An indigenous tribe in Peru’s Amazon jungle have released eight hostages and a military helicopter after national government agreed to include them as recipients of cleanup aid.
On Sunday members of the Mayuriaga community in the Datem del Marañon province of Loreto state detained a military helicopter and government officials to protest their exclusion from an aid package to clean up the areas affected by oil spills from state oil company Petroperu’s Northern Peruvian Pipeline. The Wampis tribe in Mayuriaga detained eight officials from Petroperu, Peru’s environmental protection agency OEFA, the mining and energy ministry and the military.
“We want to see reparations, and the Petroperu president to come and reach an agreement,” a Wampis leader told El Comercio.
On Monday Petroperu president German Velasquez, Loreto governor Fernando Melendez and other government officials traveled to Datem del Marañon to meet with the tribal leaders. The officials agreed to include the Mayuriaga community in an emergency aid plan which had already been extended to 16 other indigenous communities in the Loreto and Amazonas provinces.
The Mayuriaga leaders released the hostages and helicopter after signing the agreement on Tuesday.
Two breaches in the Northern Peruvian Pipeline this year leaked 1,000 barrels of oil into the Datem del Marañon province as well as 2,000 barrels in the Bagua province of Amazonas. State oil company Petroperu was already fined $3.6 million by Peru’s mining and energy authority and faces up to $15 million more from OEFA.
Taking hostages is a common tactic in Peru’s jungle and rural highlands to demand action from the government. In September 40 tourists were detained in Madre de Dios to demand the construction of a road in the Manu National Park.
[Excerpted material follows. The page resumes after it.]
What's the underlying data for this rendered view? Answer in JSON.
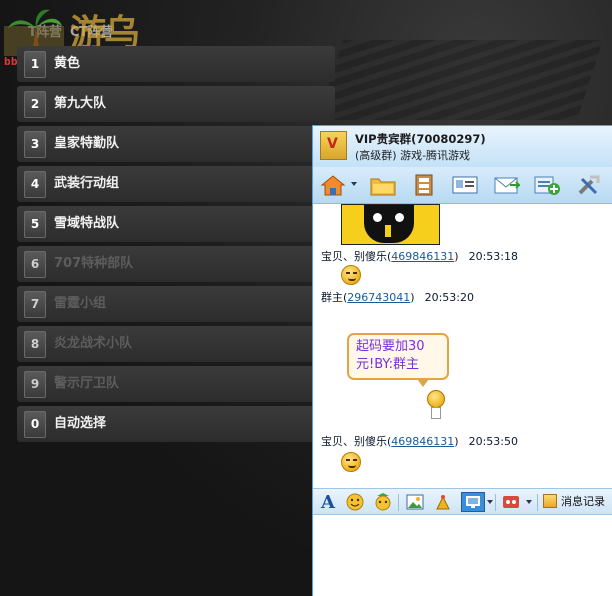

Indígenas capturan un helicóptero por derrame en Morona (El Comercio)